Contested Land, Contested Memory is a beautifully written book that provides an essential perspective on a topic that could not be more urgent: the ongoing conflict in Israel/Palestine as it unfolds against the backdrop of two peoples’ tragic pasts. Working from interviews with scholars, activists, and ordinary people, Jo Roberts captures the voices of Jewish and Palestinian Israelis in all their diversity, pain, and eloquence. Deeply knowledgeable about the history and politics of the region and sensitive to the texture of individual lives, she brings together traumatic memories of the Holocaust and the Nakba without relativizing either history and without losing sight of the claims to justice that remain unfulfilled.
Professor Michael Rothberg: Director of the Holocaust, Genocide, & Memory Studies Initiative at the University of Illinois

Displaced and traumatized European Jews saw the events of 1948 as an independence war; Palestinian Arabs, displaced and traumatized in their turn, saw this war as al-Nakba. This compelling and compassionate book offers fresh insight into how these divergent histories reverberate in Israel today, examining how selective memories of suffering that exclude the “other” impede reconciliation and a just peace.
Mubarak Awad: founder, Palestinian Center for the Study of Nonviolence; founder & director, Palestinian Center for Democracy & Elections, West Bank & Gaza

Contemporary Israel is a land haunted by the ghosts of two staggering catastrophes. These ghosts live in the nightmarish knowledge of what was done by the Germans to the Jews of Europe and feed off denial of the raw injustice of what was done by Jews to the Arabs of Palestine. In this moving, lyrical, and very important book, with some of the bravest and most honest of Israelis and Palestinians as guides, Roberts offers readers an intimate, often searing tour of the country’s psychological landscape.
Professor Ian Lustick: Bess W. Heyman Chair of Political Science, University of Pennsylvania; founder and past president of the Association for Israel Studies

The strength of this thoughtful book is not only its clear, cogent presentation of complex concepts, but also Jo Roberts’ skill in exploring the emotional history of Israelis and Palestinians.
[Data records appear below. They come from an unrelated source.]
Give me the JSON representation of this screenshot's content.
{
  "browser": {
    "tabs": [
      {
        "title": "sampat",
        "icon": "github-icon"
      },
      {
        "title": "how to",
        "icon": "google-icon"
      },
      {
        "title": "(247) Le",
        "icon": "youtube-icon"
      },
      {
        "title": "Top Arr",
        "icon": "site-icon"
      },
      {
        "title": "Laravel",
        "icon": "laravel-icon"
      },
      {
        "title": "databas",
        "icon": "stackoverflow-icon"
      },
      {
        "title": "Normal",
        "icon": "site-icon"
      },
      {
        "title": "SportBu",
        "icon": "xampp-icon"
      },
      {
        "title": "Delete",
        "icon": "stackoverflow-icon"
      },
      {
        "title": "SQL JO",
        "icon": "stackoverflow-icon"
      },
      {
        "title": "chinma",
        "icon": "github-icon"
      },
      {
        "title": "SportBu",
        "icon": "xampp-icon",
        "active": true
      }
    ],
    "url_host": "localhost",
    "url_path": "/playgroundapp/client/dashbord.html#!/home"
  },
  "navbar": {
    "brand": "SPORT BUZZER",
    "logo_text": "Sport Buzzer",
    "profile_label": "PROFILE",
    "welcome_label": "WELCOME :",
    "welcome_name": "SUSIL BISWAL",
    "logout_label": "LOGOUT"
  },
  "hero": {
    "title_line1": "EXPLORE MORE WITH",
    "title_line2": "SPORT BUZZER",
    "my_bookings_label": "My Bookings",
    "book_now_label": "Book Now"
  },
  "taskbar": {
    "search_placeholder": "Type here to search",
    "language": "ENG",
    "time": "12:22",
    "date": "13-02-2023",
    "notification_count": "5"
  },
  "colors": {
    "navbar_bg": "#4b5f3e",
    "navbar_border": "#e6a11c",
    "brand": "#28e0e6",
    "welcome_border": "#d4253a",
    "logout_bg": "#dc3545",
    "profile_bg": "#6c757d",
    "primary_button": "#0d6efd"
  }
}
Given that emotions guide the political behavior of both parties, this nuanced, empathic, and knowledgeable book is an important read for supporters of each (or of both), and for people seeking a book through which to enter the charged field of the Israeli-Palestinian conflict.
Hillel Cohen: Israeli historian & journalist, author of The Rise and Fall of Arab Jerusalem